Excerpts from an interface dataset:
┌──
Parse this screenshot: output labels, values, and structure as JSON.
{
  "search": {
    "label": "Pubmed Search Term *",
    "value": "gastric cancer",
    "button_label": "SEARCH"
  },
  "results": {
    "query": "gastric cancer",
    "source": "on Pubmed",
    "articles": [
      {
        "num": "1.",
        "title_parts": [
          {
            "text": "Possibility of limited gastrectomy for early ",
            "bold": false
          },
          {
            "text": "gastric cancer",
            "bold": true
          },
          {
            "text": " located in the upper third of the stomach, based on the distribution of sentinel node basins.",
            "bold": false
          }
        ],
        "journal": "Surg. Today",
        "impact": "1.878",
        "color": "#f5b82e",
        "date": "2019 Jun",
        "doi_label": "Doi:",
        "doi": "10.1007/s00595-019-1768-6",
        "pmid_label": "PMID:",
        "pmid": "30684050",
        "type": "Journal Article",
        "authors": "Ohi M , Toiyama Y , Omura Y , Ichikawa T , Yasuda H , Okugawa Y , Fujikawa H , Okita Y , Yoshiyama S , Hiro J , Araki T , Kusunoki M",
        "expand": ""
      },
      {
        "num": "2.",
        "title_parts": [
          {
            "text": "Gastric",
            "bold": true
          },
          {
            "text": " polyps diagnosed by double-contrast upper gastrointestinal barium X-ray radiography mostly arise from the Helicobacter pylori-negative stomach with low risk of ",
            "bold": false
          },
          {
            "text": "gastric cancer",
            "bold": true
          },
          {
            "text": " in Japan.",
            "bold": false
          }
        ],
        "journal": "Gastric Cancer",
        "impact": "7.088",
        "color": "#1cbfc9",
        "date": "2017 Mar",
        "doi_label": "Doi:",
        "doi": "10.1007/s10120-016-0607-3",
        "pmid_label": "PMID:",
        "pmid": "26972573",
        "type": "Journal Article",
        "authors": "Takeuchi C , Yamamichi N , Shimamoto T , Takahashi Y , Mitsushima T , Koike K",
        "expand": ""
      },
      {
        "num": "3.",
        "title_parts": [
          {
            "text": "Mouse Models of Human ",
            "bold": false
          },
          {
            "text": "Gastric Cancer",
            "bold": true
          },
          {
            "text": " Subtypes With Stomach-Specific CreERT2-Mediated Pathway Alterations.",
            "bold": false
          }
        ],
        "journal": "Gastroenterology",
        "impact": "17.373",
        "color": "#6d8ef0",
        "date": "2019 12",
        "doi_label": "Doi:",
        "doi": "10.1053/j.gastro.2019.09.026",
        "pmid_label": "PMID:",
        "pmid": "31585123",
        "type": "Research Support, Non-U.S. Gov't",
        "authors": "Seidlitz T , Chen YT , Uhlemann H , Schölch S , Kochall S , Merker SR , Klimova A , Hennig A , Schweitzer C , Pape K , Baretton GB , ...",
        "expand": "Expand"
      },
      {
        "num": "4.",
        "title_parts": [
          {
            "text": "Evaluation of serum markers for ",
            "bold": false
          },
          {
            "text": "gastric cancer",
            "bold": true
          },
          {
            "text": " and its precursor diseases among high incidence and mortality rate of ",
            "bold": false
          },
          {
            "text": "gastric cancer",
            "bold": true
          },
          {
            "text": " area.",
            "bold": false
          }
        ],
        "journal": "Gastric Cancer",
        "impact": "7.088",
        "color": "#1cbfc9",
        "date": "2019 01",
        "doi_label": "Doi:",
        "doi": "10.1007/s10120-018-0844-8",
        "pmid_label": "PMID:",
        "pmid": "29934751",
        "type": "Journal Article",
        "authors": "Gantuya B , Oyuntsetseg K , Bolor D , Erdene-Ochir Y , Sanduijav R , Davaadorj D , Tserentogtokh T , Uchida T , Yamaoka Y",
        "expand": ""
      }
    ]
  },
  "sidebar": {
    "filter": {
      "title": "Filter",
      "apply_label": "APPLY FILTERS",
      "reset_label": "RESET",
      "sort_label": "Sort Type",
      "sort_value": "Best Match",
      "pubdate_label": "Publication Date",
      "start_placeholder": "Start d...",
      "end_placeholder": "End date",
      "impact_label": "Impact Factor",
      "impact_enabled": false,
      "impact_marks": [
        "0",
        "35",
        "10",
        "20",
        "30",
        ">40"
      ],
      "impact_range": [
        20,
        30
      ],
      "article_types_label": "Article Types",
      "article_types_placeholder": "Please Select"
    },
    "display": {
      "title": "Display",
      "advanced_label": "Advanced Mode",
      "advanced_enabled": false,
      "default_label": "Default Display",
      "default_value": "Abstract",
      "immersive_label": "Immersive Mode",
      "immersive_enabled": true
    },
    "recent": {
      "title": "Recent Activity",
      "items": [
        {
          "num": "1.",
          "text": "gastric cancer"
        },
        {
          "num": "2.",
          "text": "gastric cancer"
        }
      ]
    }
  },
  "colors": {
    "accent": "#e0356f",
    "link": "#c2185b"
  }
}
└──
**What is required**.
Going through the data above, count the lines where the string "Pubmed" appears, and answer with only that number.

**The completed task**.
2